(Dataset rows for apps and sites)
----

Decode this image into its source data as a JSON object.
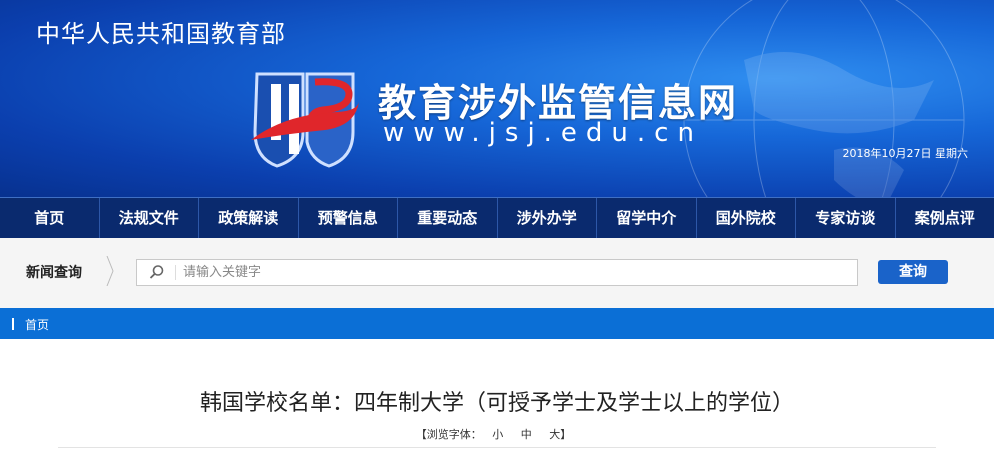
{
  "header": {
    "ministry": "中华人民共和国教育部",
    "site_title": "教育涉外监管信息网",
    "site_url": "www.jsj.edu.cn",
    "date": "2018年10月27日  星期六"
  },
  "nav": {
    "items": [
      "首页",
      "法规文件",
      "政策解读",
      "预警信息",
      "重要动态",
      "涉外办学",
      "留学中介",
      "国外院校",
      "专家访谈",
      "案例点评"
    ]
  },
  "search": {
    "label": "新闻查询",
    "placeholder": "请输入关键字",
    "button": "查询"
  },
  "breadcrumb": {
    "home": "首页"
  },
  "article": {
    "title": "韩国学校名单：四年制大学（可授予学士及学士以上的学位）",
    "font_prefix": "【浏览字体：",
    "font_small": "小",
    "font_medium": "中",
    "font_large": "大】"
  },
  "colors": {
    "nav_bg": "#0a2a6e",
    "accent": "#0b6fd6",
    "button": "#1a63c9"
  }
}
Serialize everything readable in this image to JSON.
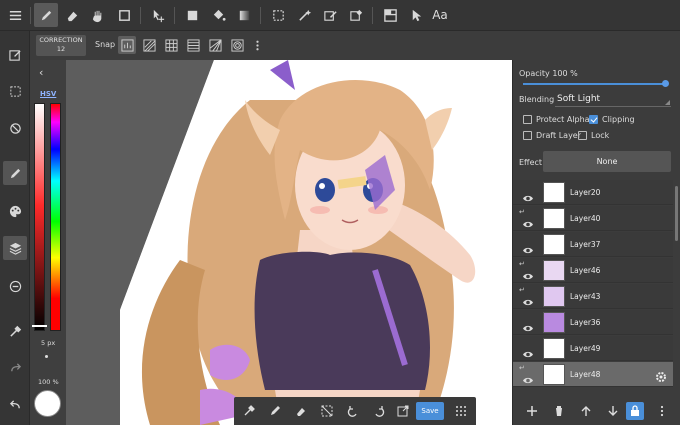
{
  "toolbar": {
    "text_tool_label": "Aa"
  },
  "subbar": {
    "correction_label": "CORRECTION",
    "correction_value": "12",
    "snap_label": "Snap"
  },
  "color_panel": {
    "mode_label": "HSV",
    "brush_size": "5 px",
    "brush_opacity": "100 %",
    "current_color": "#ffffff"
  },
  "canvas_bar": {
    "save_label": "Save"
  },
  "layer_panel": {
    "opacity_label": "Opacity 100 %",
    "opacity_value": 1.0,
    "blending_label": "Blending",
    "blending_value": "Soft Light",
    "protect_alpha_label": "Protect Alpha",
    "protect_alpha_checked": false,
    "clipping_label": "Clipping",
    "clipping_checked": true,
    "draft_layer_label": "Draft Layer",
    "draft_layer_checked": false,
    "lock_label": "Lock",
    "lock_checked": false,
    "effect_label": "Effect",
    "effect_value": "None",
    "layers": [
      {
        "name": "Layer20",
        "clipped": false,
        "selected": false
      },
      {
        "name": "Layer40",
        "clipped": true,
        "selected": false
      },
      {
        "name": "Layer37",
        "clipped": false,
        "selected": false
      },
      {
        "name": "Layer46",
        "clipped": true,
        "selected": false
      },
      {
        "name": "Layer43",
        "clipped": true,
        "selected": false
      },
      {
        "name": "Layer36",
        "clipped": false,
        "selected": false
      },
      {
        "name": "Layer49",
        "clipped": false,
        "selected": false
      },
      {
        "name": "Layer48",
        "clipped": true,
        "selected": true
      }
    ]
  },
  "colors": {
    "accent": "#4a8fd9",
    "hair": "#d9a97a",
    "shirt": "#4a3a5a"
  }
}
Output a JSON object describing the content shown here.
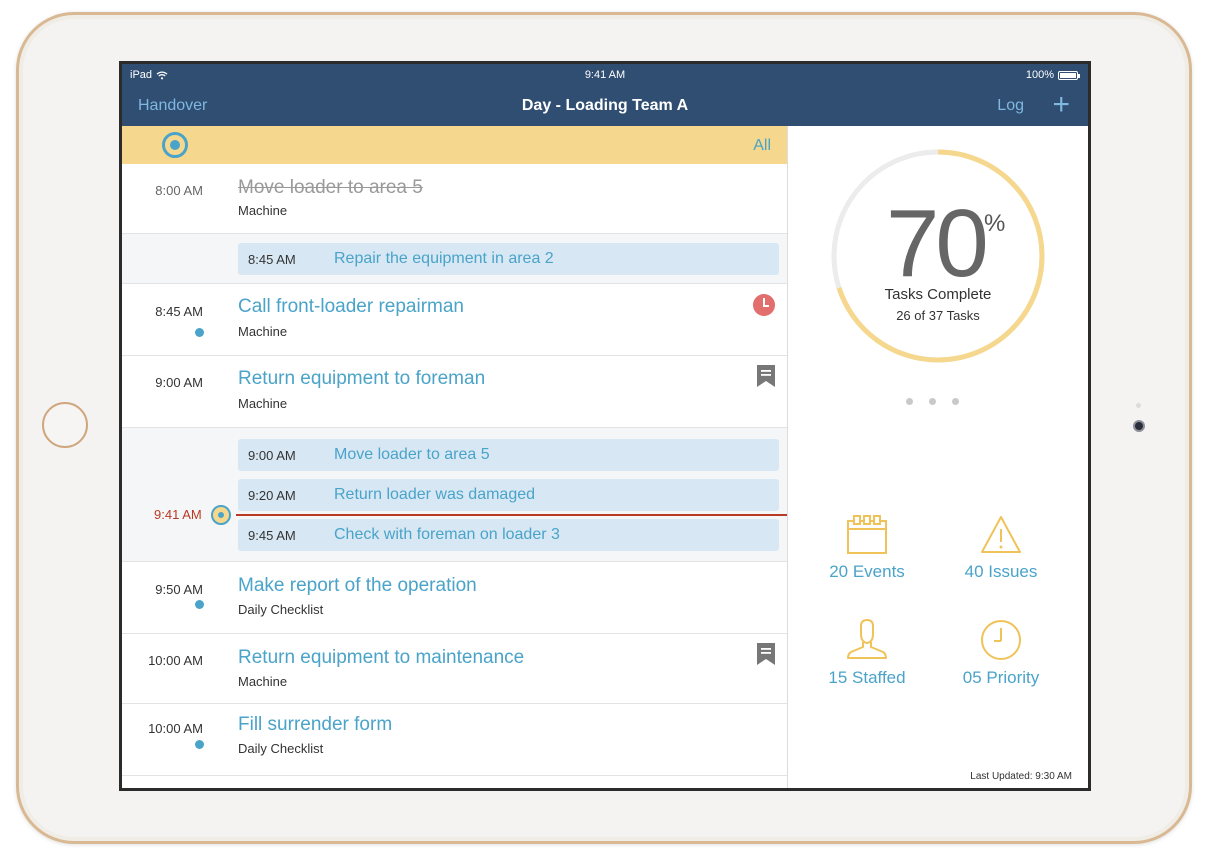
{
  "status_bar": {
    "device": "iPad",
    "time": "9:41 AM",
    "battery": "100%"
  },
  "nav": {
    "left": "Handover",
    "title": "Day - Loading Team A",
    "log": "Log",
    "add": "+"
  },
  "filter": {
    "label": "All"
  },
  "rows": [
    {
      "time": "8:00 AM",
      "title": "Move loader to area 5",
      "subtitle": "Machine",
      "done": true
    },
    {
      "time": "8:45 AM",
      "title": "Repair the equipment in area 2"
    },
    {
      "time": "8:45 AM",
      "title": "Call front-loader repairman",
      "subtitle": "Machine",
      "flag": "alarm-icon"
    },
    {
      "time": "9:00 AM",
      "title": "Return equipment to foreman",
      "subtitle": "Machine",
      "flag": "bookmark-icon"
    },
    {
      "time": "9:00 AM",
      "title": "Move loader to area 5"
    },
    {
      "time": "9:20 AM",
      "title": "Return loader was damaged"
    },
    {
      "time": "9:45 AM",
      "title": "Check with foreman on loader 3"
    },
    {
      "time": "9:50 AM",
      "title": "Make report of the operation",
      "subtitle": "Daily Checklist"
    },
    {
      "time": "10:00 AM",
      "title": "Return equipment to maintenance",
      "subtitle": "Machine",
      "flag": "bookmark-icon"
    },
    {
      "time": "10:00 AM",
      "title": "Fill surrender form",
      "subtitle": "Daily Checklist"
    }
  ],
  "now": {
    "time": "9:41 AM"
  },
  "stats": {
    "percent": "70",
    "percent_sign": "%",
    "percent_fraction": 0.7,
    "label": "Tasks Complete",
    "sub": "26 of 37 Tasks",
    "events": "20 Events",
    "issues": "40 Issues",
    "staffed": "15 Staffed",
    "priority": "05 Priority",
    "last_updated": "Last Updated: 9:30 AM"
  },
  "colors": {
    "nav_bg": "#2f4e72",
    "accent": "#4aa3c9",
    "filter_bg": "#f5d88e",
    "ring": "#f5d88e",
    "now_line": "#b83a24",
    "icon_gold": "#f0c35a"
  }
}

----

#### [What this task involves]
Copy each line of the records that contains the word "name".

#### [Solution for this task]
        "name": "Layer20",
        "name": "Layer40",
        "name": "Layer37",
        "name": "Layer46",
        "name": "Layer43",
        "name": "Layer36",
        "name": "Layer49",
        "name": "Layer48",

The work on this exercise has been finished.